Anger over the slow and patchy delivery of aid is growing amongst survivors of a fierce cyclone that battered India's east coast almost a week ago and the delays have sparked protests and looting in some areas, aid workers said on Friday.
Cyclone Phailin battered the coastline of Odisha state on Saturday, ripping apart tens of thousands of mud-and-thatch homes, inundating large tracts of farmland and disrupting power and telecoms services.
As it moved inland from the Bay of Bengal, incessant rains caused major rivers and tributaries to overflow, submerging more villages and leaving thousands stranded.
Phailin, recorded as the most powerful storm to hit the region in 14 years, disrupted the lives of almost 12 million people and killed at least 43.
"The government has been providing food and clean water and some shelter materials, but there are still places where people have not received anything at all," said John Shumlansky, country director for aid group Catholic Relief Services.
Shumlansky praised the timely action of the authorities who evacuated almost one million people to shelters ahead of the storm, but said the scale of destruction presented challenges for both the government and humanitarian agencies.
Hundreds of cyclone survivors protested over the lack of aid in the worst-hit district of Ganjam on Wednesday, blocking a major highway and causing congestion. Similar demonstrations have been reported in at least two other districts.
Some cyclone survivors have also looted relief supplies from government vehicles and shelters. Police arrested 18 people in Khurda district after a mob looted polythene rolls that were to be used for shelter from a relief truck, officials said.
Many of those hit by the cyclone are from poor fishing and farming communities and need basic emergency items such as clean water, tarpaulin sheets, medicine, soap, utensils and blankets.

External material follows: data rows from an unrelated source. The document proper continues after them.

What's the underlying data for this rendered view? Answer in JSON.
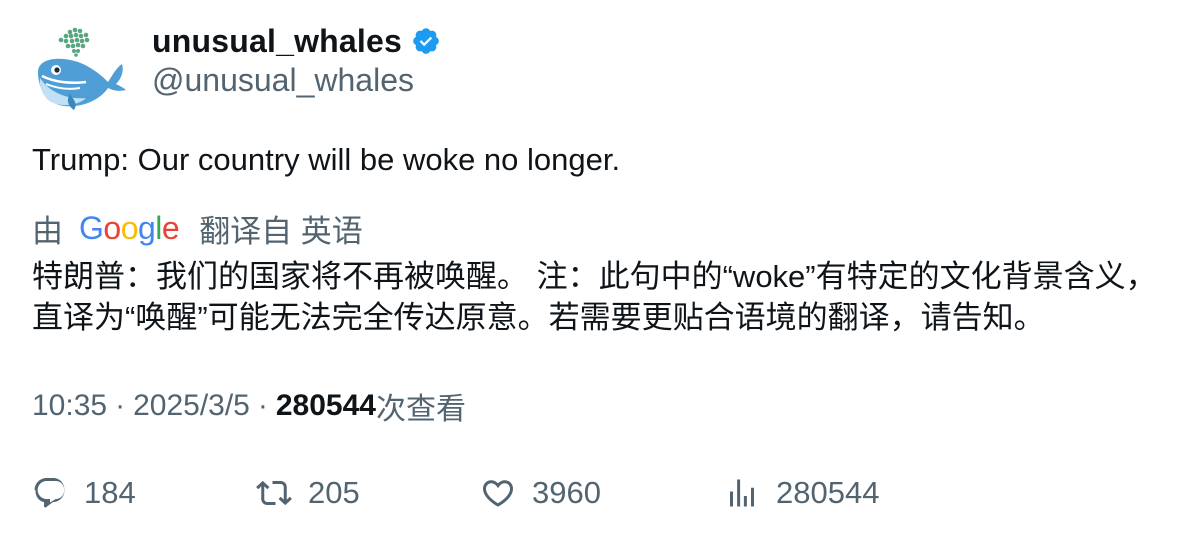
{
  "author": {
    "display_name": "unusual_whales",
    "handle": "@unusual_whales",
    "verified": true,
    "verified_color": "#1d9bf0"
  },
  "tweet": {
    "text": "Trump: Our country will be woke no longer."
  },
  "translation": {
    "by_label": "由",
    "provider": "Google",
    "provider_colors": [
      "#4285F4",
      "#EA4335",
      "#FBBC05",
      "#4285F4",
      "#34A853",
      "#EA4335"
    ],
    "source_label": "翻译自 英语",
    "translated_text": "特朗普：我们的国家将不再被唤醒。 注：此句中的“woke”有特定的文化背景含义，直译为“唤醒”可能无法完全传达原意。若需要更贴合语境的翻译，请告知。"
  },
  "meta": {
    "time": "10:35",
    "separator": "·",
    "date": "2025/3/5",
    "views_count": "280544",
    "views_label": "次查看"
  },
  "actions": {
    "replies": "184",
    "retweets": "205",
    "likes": "3960",
    "views": "280544"
  }
}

But they also need long-term support to help rebuild their lives after losing their homes and their livelihoods, including crops, cattle, fishing boats and nets.
Most are now living amidst the wreckage of their homes.
"There is a sense of frustration and anger which is always seen in days after a disaster. People are of course grateful to be alive, but are now returning to their homes to find nothing," said Unni Krishnan, head of emergencies at Plan International.
"It is great that so many lives were saved, but we now need to make sure that they are sustained in the days ahead."
In the aftermath of the storm, rescue and relief teams have cleared roads of thousands of uprooted trees, air dropped dry food rations to flood-hit areas and taken to boats to rescue villagers marooned on the rooftops of their homes.
However, some areas remain inaccessible because water levels are still high or roads are damaged. In other areas, power and telecoms services have not been restored.
Both aid workers and government officials say human resources and relief supplies are stretched.
"Everyone was focusing on the coastal evacuations and relief and recovery along the coast and we weren't prepared for the fresh flooding in other areas as well," said Mangla Mohanty, head of the Indian Red Cross in Odisha.
"As a result, there are big gaps in response in the rural areas."
Mohanty said there was a shortage of emergency relief items such as "churra" - a local staple made from rice - on the local market as people had been bulk buying ahead of the storm, forcing some aid groups to source supplies from outside the state.
Government officials said they hoped to provide everyone with relief by Oct 22, adding that people would also be receiving cash payments to help buy the items they need.
"We will complete the relief operation in another three to four days time. There will be some people who will receive (the relief) today, tomorrow or the day after tomorrow," said Odisha's special relief commissioner Pradeep Kumar Mohapatra.